• **WORK REQUEST**
A faithful copy is needed. Set down all of the data below exactly.

• **Records from a dataset**
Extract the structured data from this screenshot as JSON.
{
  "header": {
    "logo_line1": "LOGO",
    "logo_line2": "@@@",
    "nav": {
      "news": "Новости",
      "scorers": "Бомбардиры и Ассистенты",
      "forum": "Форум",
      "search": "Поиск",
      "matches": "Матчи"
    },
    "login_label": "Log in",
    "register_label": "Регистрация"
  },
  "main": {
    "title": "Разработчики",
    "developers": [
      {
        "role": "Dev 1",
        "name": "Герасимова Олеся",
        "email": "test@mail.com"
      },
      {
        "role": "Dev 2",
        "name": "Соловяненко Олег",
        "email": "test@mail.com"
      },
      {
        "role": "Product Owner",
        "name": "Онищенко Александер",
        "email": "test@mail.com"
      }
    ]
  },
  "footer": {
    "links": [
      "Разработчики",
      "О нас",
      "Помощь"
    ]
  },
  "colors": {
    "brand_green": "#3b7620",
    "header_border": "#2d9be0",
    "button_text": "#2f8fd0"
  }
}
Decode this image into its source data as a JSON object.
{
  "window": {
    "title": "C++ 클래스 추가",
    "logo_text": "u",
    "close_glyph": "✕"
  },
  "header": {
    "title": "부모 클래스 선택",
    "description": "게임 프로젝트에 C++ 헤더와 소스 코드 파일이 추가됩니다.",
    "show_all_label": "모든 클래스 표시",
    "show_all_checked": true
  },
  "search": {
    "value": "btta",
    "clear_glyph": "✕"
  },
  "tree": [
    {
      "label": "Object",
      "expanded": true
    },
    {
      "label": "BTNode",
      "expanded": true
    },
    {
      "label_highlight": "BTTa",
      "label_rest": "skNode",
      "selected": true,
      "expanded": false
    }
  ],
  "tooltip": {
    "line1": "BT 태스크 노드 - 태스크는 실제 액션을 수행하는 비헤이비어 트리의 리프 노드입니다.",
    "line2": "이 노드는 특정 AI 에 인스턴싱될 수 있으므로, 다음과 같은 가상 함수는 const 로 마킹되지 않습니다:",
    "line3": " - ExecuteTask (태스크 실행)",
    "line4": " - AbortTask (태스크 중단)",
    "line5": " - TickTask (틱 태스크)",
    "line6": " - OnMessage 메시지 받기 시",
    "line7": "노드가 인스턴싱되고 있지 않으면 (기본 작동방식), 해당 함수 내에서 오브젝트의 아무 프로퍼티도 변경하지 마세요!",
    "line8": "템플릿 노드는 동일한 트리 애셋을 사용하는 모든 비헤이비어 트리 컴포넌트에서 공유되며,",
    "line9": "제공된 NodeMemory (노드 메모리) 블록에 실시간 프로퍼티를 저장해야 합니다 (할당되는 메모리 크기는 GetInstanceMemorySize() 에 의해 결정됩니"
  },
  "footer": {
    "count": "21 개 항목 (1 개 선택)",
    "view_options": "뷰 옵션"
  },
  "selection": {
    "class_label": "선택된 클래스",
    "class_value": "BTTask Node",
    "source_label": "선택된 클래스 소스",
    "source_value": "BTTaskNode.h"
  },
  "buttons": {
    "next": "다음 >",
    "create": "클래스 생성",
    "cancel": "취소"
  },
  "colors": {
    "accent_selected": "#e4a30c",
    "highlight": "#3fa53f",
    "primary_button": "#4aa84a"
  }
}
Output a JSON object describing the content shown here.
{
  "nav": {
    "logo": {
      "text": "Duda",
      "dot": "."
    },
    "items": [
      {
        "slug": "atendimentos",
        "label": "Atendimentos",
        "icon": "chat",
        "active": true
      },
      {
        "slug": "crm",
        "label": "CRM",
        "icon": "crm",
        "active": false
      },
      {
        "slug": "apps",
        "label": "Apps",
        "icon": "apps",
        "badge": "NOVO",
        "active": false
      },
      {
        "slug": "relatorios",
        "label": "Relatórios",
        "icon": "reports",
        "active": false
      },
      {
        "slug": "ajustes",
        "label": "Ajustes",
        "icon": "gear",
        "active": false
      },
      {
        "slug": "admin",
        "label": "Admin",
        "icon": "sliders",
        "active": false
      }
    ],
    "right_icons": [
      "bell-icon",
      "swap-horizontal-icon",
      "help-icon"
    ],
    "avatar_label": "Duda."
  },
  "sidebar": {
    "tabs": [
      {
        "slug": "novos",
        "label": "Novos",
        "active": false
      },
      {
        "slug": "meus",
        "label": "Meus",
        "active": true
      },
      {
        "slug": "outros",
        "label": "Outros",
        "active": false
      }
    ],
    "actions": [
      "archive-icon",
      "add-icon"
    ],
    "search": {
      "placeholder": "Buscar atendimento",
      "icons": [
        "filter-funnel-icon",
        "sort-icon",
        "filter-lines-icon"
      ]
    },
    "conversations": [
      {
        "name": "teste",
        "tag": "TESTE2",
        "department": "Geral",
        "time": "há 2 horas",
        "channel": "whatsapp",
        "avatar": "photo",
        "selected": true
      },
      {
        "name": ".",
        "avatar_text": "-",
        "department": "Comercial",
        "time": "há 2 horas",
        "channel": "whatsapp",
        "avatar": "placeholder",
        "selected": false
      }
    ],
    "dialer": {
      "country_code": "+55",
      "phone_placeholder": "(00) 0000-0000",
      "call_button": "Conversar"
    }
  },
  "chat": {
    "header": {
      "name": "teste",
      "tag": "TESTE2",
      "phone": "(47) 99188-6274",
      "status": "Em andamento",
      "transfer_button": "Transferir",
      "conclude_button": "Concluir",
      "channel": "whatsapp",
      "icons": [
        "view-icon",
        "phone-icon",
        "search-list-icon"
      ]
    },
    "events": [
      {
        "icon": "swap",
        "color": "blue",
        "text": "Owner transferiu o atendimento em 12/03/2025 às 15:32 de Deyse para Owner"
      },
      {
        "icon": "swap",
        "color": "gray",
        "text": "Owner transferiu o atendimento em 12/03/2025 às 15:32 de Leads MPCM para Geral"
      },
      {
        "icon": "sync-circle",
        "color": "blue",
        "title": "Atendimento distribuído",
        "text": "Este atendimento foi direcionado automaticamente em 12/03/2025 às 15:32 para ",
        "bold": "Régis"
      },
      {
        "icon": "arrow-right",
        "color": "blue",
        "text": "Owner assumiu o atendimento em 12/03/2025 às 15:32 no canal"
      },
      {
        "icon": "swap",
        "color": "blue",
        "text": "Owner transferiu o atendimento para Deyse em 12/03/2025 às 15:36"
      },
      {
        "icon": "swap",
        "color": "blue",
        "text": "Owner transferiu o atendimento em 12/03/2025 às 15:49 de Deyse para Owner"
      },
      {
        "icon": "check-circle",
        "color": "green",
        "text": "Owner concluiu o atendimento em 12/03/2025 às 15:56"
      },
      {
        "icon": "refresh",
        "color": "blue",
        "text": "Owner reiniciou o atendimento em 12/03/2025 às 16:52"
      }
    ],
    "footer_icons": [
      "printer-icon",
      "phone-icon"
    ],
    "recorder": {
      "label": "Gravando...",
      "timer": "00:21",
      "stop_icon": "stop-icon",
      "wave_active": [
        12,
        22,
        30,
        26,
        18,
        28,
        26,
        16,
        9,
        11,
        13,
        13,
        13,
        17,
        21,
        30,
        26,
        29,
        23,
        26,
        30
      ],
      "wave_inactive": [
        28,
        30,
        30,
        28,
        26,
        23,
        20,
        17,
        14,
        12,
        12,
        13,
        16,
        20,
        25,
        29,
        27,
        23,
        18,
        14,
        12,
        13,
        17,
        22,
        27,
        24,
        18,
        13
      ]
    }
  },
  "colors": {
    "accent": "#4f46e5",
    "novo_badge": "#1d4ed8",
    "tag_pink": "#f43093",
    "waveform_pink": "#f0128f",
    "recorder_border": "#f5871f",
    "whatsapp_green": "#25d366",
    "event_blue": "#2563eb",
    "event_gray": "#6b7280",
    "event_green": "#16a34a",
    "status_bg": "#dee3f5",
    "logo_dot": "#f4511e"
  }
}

• **SOLUTION TO THIS PROBLEM**
Extract the structured data from this screenshot as JSON.
{
  "header": {
    "logo_line1": "LOGO",
    "logo_line2": "@@@",
    "nav": {
      "news": "Новости",
      "scorers": "Бомбардиры и Ассистенты",
      "forum": "Форум",
      "search": "Поиск",
      "matches": "Матчи"
    },
    "login_label": "Log in",
    "register_label": "Регистрация"
  },
  "main": {
    "title": "Разработчики",
    "developers": [
      {
        "role": "Dev 1",
        "name": "Герасимова Олеся",
        "email": "test@mail.com"
      },
      {
        "role": "Dev 2",
        "name": "Соловяненко Олег",
        "email": "test@mail.com"
      },
      {
        "role": "Product Owner",
        "name": "Онищенко Александер",
        "email": "test@mail.com"
      }
    ]
  },
  "footer": {
    "links": [
      "Разработчики",
      "О нас",
      "Помощь"
    ]
  },
  "colors": {
    "brand_green": "#3b7620",
    "header_border": "#2d9be0",
    "button_text": "#2f8fd0"
  }
}
Decode this image into its source data as a JSON object.
{
  "window": {
    "title": "C++ 클래스 추가",
    "logo_text": "u",
    "close_glyph": "✕"
  },
  "header": {
    "title": "부모 클래스 선택",
    "description": "게임 프로젝트에 C++ 헤더와 소스 코드 파일이 추가됩니다.",
    "show_all_label": "모든 클래스 표시",
    "show_all_checked": true
  },
  "search": {
    "value": "btta",
    "clear_glyph": "✕"
  },
  "tree": [
    {
      "label": "Object",
      "expanded": true
    },
    {
      "label": "BTNode",
      "expanded": true
    },
    {
      "label_highlight": "BTTa",
      "label_rest": "skNode",
      "selected": true,
      "expanded": false
    }
  ],
  "tooltip": {
    "line1": "BT 태스크 노드 - 태스크는 실제 액션을 수행하는 비헤이비어 트리의 리프 노드입니다.",
    "line2": "이 노드는 특정 AI 에 인스턴싱될 수 있으므로, 다음과 같은 가상 함수는 const 로 마킹되지 않습니다:",
    "line3": " - ExecuteTask (태스크 실행)",
    "line4": " - AbortTask (태스크 중단)",
    "line5": " - TickTask (틱 태스크)",
    "line6": " - OnMessage 메시지 받기 시",
    "line7": "노드가 인스턴싱되고 있지 않으면 (기본 작동방식), 해당 함수 내에서 오브젝트의 아무 프로퍼티도 변경하지 마세요!",
    "line8": "템플릿 노드는 동일한 트리 애셋을 사용하는 모든 비헤이비어 트리 컴포넌트에서 공유되며,",
    "line9": "제공된 NodeMemory (노드 메모리) 블록에 실시간 프로퍼티를 저장해야 합니다 (할당되는 메모리 크기는 GetInstanceMemorySize() 에 의해 결정됩니"
  },
  "footer": {
    "count": "21 개 항목 (1 개 선택)",
    "view_options": "뷰 옵션"
  },
  "selection": {
    "class_label": "선택된 클래스",
    "class_value": "BTTask Node",
    "source_label": "선택된 클래스 소스",
    "source_value": "BTTaskNode.h"
  },
  "buttons": {
    "next": "다음 >",
    "create": "클래스 생성",
    "cancel": "취소"
  },
  "colors": {
    "accent_selected": "#e4a30c",
    "highlight": "#3fa53f",
    "primary_button": "#4aa84a"
  }
}
Output a JSON object describing the content shown here.
{
  "nav": {
    "logo": {
      "text": "Duda",
      "dot": "."
    },
    "items": [
      {
        "slug": "atendimentos",
        "label": "Atendimentos",
        "icon": "chat",
        "active": true
      },
      {
        "slug": "crm",
        "label": "CRM",
        "icon": "crm",
        "active": false
      },
      {
        "slug": "apps",
        "label": "Apps",
        "icon": "apps",
        "badge": "NOVO",
        "active": false
      },
      {
        "slug": "relatorios",
        "label": "Relatórios",
        "icon": "reports",
        "active": false
      },
      {
        "slug": "ajustes",
        "label": "Ajustes",
        "icon": "gear",
        "active": false
      },
      {
        "slug": "admin",
        "label": "Admin",
        "icon": "sliders",
        "active": false
      }
    ],
    "right_icons": [
      "bell-icon",
      "swap-horizontal-icon",
      "help-icon"
    ],
    "avatar_label": "Duda."
  },
  "sidebar": {
    "tabs": [
      {
        "slug": "novos",
        "label": "Novos",
        "active": false
      },
      {
        "slug": "meus",
        "label": "Meus",
        "active": true
      },
      {
        "slug": "outros",
        "label": "Outros",
        "active": false
      }
    ],
    "actions": [
      "archive-icon",
      "add-icon"
    ],
    "search": {
      "placeholder": "Buscar atendimento",
      "icons": [
        "filter-funnel-icon",
        "sort-icon",
        "filter-lines-icon"
      ]
    },
    "conversations": [
      {
        "name": "teste",
        "tag": "TESTE2",
        "department": "Geral",
        "time": "há 2 horas",
        "channel": "whatsapp",
        "avatar": "photo",
        "selected": true
      },
      {
        "name": ".",
        "avatar_text": "-",
        "department": "Comercial",
        "time": "há 2 horas",
        "channel": "whatsapp",
        "avatar": "placeholder",
        "selected": false
      }
    ],
    "dialer": {
      "country_code": "+55",
      "phone_placeholder": "(00) 0000-0000",
      "call_button": "Conversar"
    }
  },
  "chat": {
    "header": {
      "name": "teste",
      "tag": "TESTE2",
      "phone": "(47) 99188-6274",
      "status": "Em andamento",
      "transfer_button": "Transferir",
      "conclude_button": "Concluir",
      "channel": "whatsapp",
      "icons": [
        "view-icon",
        "phone-icon",
        "search-list-icon"
      ]
    },
    "events": [
      {
        "icon": "swap",
        "color": "blue",
        "text": "Owner transferiu o atendimento em 12/03/2025 às 15:32 de Deyse para Owner"
      },
      {
        "icon": "swap",
        "color": "gray",
        "text": "Owner transferiu o atendimento em 12/03/2025 às 15:32 de Leads MPCM para Geral"
      },
      {
        "icon": "sync-circle",
        "color": "blue",
        "title": "Atendimento distribuído",
        "text": "Este atendimento foi direcionado automaticamente em 12/03/2025 às 15:32 para ",
        "bold": "Régis"
      },
      {
        "icon": "arrow-right",
        "color": "blue",
        "text": "Owner assumiu o atendimento em 12/03/2025 às 15:32 no canal"
      },
      {
        "icon": "swap",
        "color": "blue",
        "text": "Owner transferiu o atendimento para Deyse em 12/03/2025 às 15:36"
      },
      {
        "icon": "swap",
        "color": "blue",
        "text": "Owner transferiu o atendimento em 12/03/2025 às 15:49 de Deyse para Owner"
      },
      {
        "icon": "check-circle",
        "color": "green",
        "text": "Owner concluiu o atendimento em 12/03/2025 às 15:56"
      },
      {
        "icon": "refresh",
        "color": "blue",
        "text": "Owner reiniciou o atendimento em 12/03/2025 às 16:52"
      }
    ],
    "footer_icons": [
      "printer-icon",
      "phone-icon"
    ],
    "recorder": {
      "label": "Gravando...",
      "timer": "00:21",
      "stop_icon": "stop-icon",
      "wave_active": [
        12,
        22,
        30,
        26,
        18,
        28,
        26,
        16,
        9,
        11,
        13,
        13,
        13,
        17,
        21,
        30,
        26,
        29,
        23,
        26,
        30
      ],
      "wave_inactive": [
        28,
        30,
        30,
        28,
        26,
        23,
        20,
        17,
        14,
        12,
        12,
        13,
        16,
        20,
        25,
        29,
        27,
        23,
        18,
        14,
        12,
        13,
        17,
        22,
        27,
        24,
        18,
        13
      ]
    }
  },
  "colors": {
    "accent": "#4f46e5",
    "novo_badge": "#1d4ed8",
    "tag_pink": "#f43093",
    "waveform_pink": "#f0128f",
    "recorder_border": "#f5871f",
    "whatsapp_green": "#25d366",
    "event_blue": "#2563eb",
    "event_gray": "#6b7280",
    "event_green": "#16a34a",
    "status_bg": "#dee3f5",
    "logo_dot": "#f4511e"
  }
}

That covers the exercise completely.